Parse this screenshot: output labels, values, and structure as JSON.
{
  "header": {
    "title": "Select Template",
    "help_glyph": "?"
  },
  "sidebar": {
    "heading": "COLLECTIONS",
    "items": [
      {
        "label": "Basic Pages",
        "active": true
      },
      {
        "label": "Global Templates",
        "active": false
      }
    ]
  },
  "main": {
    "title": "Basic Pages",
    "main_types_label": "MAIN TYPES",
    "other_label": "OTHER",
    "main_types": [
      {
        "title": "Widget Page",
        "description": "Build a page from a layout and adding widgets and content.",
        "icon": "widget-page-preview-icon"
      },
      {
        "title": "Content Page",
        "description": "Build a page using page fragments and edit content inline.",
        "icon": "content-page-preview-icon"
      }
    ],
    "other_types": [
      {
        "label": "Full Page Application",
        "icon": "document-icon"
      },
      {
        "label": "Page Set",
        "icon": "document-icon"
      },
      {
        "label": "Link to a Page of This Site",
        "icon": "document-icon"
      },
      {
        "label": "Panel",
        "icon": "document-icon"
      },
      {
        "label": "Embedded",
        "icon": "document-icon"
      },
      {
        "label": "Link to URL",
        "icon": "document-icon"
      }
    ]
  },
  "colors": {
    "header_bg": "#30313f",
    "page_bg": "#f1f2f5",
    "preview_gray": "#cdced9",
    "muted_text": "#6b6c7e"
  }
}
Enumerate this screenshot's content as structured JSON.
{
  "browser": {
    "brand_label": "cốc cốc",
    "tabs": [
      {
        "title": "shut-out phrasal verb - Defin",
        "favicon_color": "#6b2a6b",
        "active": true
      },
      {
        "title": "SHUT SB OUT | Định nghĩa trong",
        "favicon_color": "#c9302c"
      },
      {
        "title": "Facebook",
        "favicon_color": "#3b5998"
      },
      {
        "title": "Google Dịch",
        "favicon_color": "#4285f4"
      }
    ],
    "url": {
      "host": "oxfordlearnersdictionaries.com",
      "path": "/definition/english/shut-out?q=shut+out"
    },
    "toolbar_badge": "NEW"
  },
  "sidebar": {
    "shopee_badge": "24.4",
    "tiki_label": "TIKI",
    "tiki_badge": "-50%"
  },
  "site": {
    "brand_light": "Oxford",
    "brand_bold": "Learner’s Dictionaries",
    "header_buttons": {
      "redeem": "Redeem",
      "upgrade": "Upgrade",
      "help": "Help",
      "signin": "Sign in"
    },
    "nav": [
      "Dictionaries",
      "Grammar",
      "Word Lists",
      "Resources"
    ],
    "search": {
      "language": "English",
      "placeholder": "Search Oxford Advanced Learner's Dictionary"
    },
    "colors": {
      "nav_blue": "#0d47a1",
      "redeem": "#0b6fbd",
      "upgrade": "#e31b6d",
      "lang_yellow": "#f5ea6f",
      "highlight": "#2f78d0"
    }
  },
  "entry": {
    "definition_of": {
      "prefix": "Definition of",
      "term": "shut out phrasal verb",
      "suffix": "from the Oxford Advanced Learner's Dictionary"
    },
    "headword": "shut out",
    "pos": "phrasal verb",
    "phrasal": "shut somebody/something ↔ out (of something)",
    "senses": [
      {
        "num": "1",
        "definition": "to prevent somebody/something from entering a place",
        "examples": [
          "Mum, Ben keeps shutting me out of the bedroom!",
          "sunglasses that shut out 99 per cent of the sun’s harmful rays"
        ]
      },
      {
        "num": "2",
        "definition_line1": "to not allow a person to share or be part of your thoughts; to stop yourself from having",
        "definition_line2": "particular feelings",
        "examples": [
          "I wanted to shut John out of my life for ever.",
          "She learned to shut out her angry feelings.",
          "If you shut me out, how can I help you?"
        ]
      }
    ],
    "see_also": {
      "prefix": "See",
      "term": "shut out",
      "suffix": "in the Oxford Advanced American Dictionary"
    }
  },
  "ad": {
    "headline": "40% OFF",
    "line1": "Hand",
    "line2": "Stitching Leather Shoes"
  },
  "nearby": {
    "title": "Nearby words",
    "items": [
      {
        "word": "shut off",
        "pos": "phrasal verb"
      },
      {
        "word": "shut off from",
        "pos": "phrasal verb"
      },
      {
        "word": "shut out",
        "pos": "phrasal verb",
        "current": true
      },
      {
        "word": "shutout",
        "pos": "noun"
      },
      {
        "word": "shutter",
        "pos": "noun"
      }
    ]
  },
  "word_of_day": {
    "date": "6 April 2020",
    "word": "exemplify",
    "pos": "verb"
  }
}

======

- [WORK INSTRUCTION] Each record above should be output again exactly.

- [ANSWER BELOW]
Parse this screenshot: output labels, values, and structure as JSON.
{
  "header": {
    "title": "Select Template",
    "help_glyph": "?"
  },
  "sidebar": {
    "heading": "COLLECTIONS",
    "items": [
      {
        "label": "Basic Pages",
        "active": true
      },
      {
        "label": "Global Templates",
        "active": false
      }
    ]
  },
  "main": {
    "title": "Basic Pages",
    "main_types_label": "MAIN TYPES",
    "other_label": "OTHER",
    "main_types": [
      {
        "title": "Widget Page",
        "description": "Build a page from a layout and adding widgets and content.",
        "icon": "widget-page-preview-icon"
      },
      {
        "title": "Content Page",
        "description": "Build a page using page fragments and edit content inline.",
        "icon": "content-page-preview-icon"
      }
    ],
    "other_types": [
      {
        "label": "Full Page Application",
        "icon": "document-icon"
      },
      {
        "label": "Page Set",
        "icon": "document-icon"
      },
      {
        "label": "Link to a Page of This Site",
        "icon": "document-icon"
      },
      {
        "label": "Panel",
        "icon": "document-icon"
      },
      {
        "label": "Embedded",
        "icon": "document-icon"
      },
      {
        "label": "Link to URL",
        "icon": "document-icon"
      }
    ]
  },
  "colors": {
    "header_bg": "#30313f",
    "page_bg": "#f1f2f5",
    "preview_gray": "#cdced9",
    "muted_text": "#6b6c7e"
  }
}
Enumerate this screenshot's content as structured JSON.
{
  "browser": {
    "brand_label": "cốc cốc",
    "tabs": [
      {
        "title": "shut-out phrasal verb - Defin",
        "favicon_color": "#6b2a6b",
        "active": true
      },
      {
        "title": "SHUT SB OUT | Định nghĩa trong",
        "favicon_color": "#c9302c"
      },
      {
        "title": "Facebook",
        "favicon_color": "#3b5998"
      },
      {
        "title": "Google Dịch",
        "favicon_color": "#4285f4"
      }
    ],
    "url": {
      "host": "oxfordlearnersdictionaries.com",
      "path": "/definition/english/shut-out?q=shut+out"
    },
    "toolbar_badge": "NEW"
  },
  "sidebar": {
    "shopee_badge": "24.4",
    "tiki_label": "TIKI",
    "tiki_badge": "-50%"
  },
  "site": {
    "brand_light": "Oxford",
    "brand_bold": "Learner’s Dictionaries",
    "header_buttons": {
      "redeem": "Redeem",
      "upgrade": "Upgrade",
      "help": "Help",
      "signin": "Sign in"
    },
    "nav": [
      "Dictionaries",
      "Grammar",
      "Word Lists",
      "Resources"
    ],
    "search": {
      "language": "English",
      "placeholder": "Search Oxford Advanced Learner's Dictionary"
    },
    "colors": {
      "nav_blue": "#0d47a1",
      "redeem": "#0b6fbd",
      "upgrade": "#e31b6d",
      "lang_yellow": "#f5ea6f",
      "highlight": "#2f78d0"
    }
  },
  "entry": {
    "definition_of": {
      "prefix": "Definition of",
      "term": "shut out phrasal verb",
      "suffix": "from the Oxford Advanced Learner's Dictionary"
    },
    "headword": "shut out",
    "pos": "phrasal verb",
    "phrasal": "shut somebody/something ↔ out (of something)",
    "senses": [
      {
        "num": "1",
        "definition": "to prevent somebody/something from entering a place",
        "examples": [
          "Mum, Ben keeps shutting me out of the bedroom!",
          "sunglasses that shut out 99 per cent of the sun’s harmful rays"
        ]
      },
      {
        "num": "2",
        "definition_line1": "to not allow a person to share or be part of your thoughts; to stop yourself from having",
        "definition_line2": "particular feelings",
        "examples": [
          "I wanted to shut John out of my life for ever.",
          "She learned to shut out her angry feelings.",
          "If you shut me out, how can I help you?"
        ]
      }
    ],
    "see_also": {
      "prefix": "See",
      "term": "shut out",
      "suffix": "in the Oxford Advanced American Dictionary"
    }
  },
  "ad": {
    "headline": "40% OFF",
    "line1": "Hand",
    "line2": "Stitching Leather Shoes"
  },
  "nearby": {
    "title": "Nearby words",
    "items": [
      {
        "word": "shut off",
        "pos": "phrasal verb"
      },
      {
        "word": "shut off from",
        "pos": "phrasal verb"
      },
      {
        "word": "shut out",
        "pos": "phrasal verb",
        "current": true
      },
      {
        "word": "shutout",
        "pos": "noun"
      },
      {
        "word": "shutter",
        "pos": "noun"
      }
    ]
  },
  "word_of_day": {
    "date": "6 April 2020",
    "word": "exemplify",
    "pos": "verb"
  }
}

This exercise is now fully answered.